DGM thankfully buck Italy's ever-worsening trend of churning out overzealous progressive metal acts, most of whose technical skills simply can't do their ambitious songwriting justice. Even better, their impressive command of their instruments doesn't make for unbearably complicated clinical workouts, ensuring that commercially savvy examples from their fourth album like "Save Me," "Heaven," and "Age of the Flame" can achieve a delicate balance between excess and restraint. Said album, 2003's Hidden Place, offers remarkably mature, if not exactly groundbreaking, progressive metal in the Symphony X and Dream Theater mold, and to the band's credit, so tightly and expertly woven is their performance that no one player can be said to dominate proceedings in a negative fashion. No, this is truly a team effort, featuring a sturdy rhythm section, thrilling guitar/keyboard soloing duels, and topping it all off, the very powerful and expressive voice of the oddly named Titta Tani. Particularly reminiscent of Mark Boals -- the concert-challenged but nevertheless formidable studio singer heard on Yngwie Malmsteen's hit Trilogy album -- his multi-tracked vocals command special attention on quasi-power ballads like "Invisible Rain" and "Alone." His contributions even include some death metal-style screaming toward the end of monstrous closer, "Winter Breeze," which, at eight minutes, would be the only candidate for bloated excess here were it not for some unbelievably intense soloing runs.

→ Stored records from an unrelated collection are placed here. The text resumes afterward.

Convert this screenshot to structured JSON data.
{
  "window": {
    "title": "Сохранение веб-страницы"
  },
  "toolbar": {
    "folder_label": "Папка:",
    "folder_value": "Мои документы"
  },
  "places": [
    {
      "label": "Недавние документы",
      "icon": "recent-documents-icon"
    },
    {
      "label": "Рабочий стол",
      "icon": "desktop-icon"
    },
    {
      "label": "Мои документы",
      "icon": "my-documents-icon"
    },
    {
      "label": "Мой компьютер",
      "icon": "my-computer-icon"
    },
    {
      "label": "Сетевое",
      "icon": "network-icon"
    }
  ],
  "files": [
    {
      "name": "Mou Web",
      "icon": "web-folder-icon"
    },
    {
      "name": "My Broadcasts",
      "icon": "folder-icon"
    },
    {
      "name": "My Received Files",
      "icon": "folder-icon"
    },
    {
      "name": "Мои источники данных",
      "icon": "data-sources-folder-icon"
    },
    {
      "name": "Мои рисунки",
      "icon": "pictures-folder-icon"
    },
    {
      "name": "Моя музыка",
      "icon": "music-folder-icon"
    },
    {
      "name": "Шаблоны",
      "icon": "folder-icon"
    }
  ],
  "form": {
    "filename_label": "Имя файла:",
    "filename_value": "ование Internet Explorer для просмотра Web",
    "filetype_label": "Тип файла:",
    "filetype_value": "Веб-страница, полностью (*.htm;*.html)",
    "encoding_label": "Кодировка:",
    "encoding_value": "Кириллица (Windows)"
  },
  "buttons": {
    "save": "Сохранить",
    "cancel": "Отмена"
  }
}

Simply put, there's hardly a stinker in sight here, qualifying Hidden Place as one of Italy's best progressive metal albums of 2003.
AllMusic Review by Eduardo Rivadavia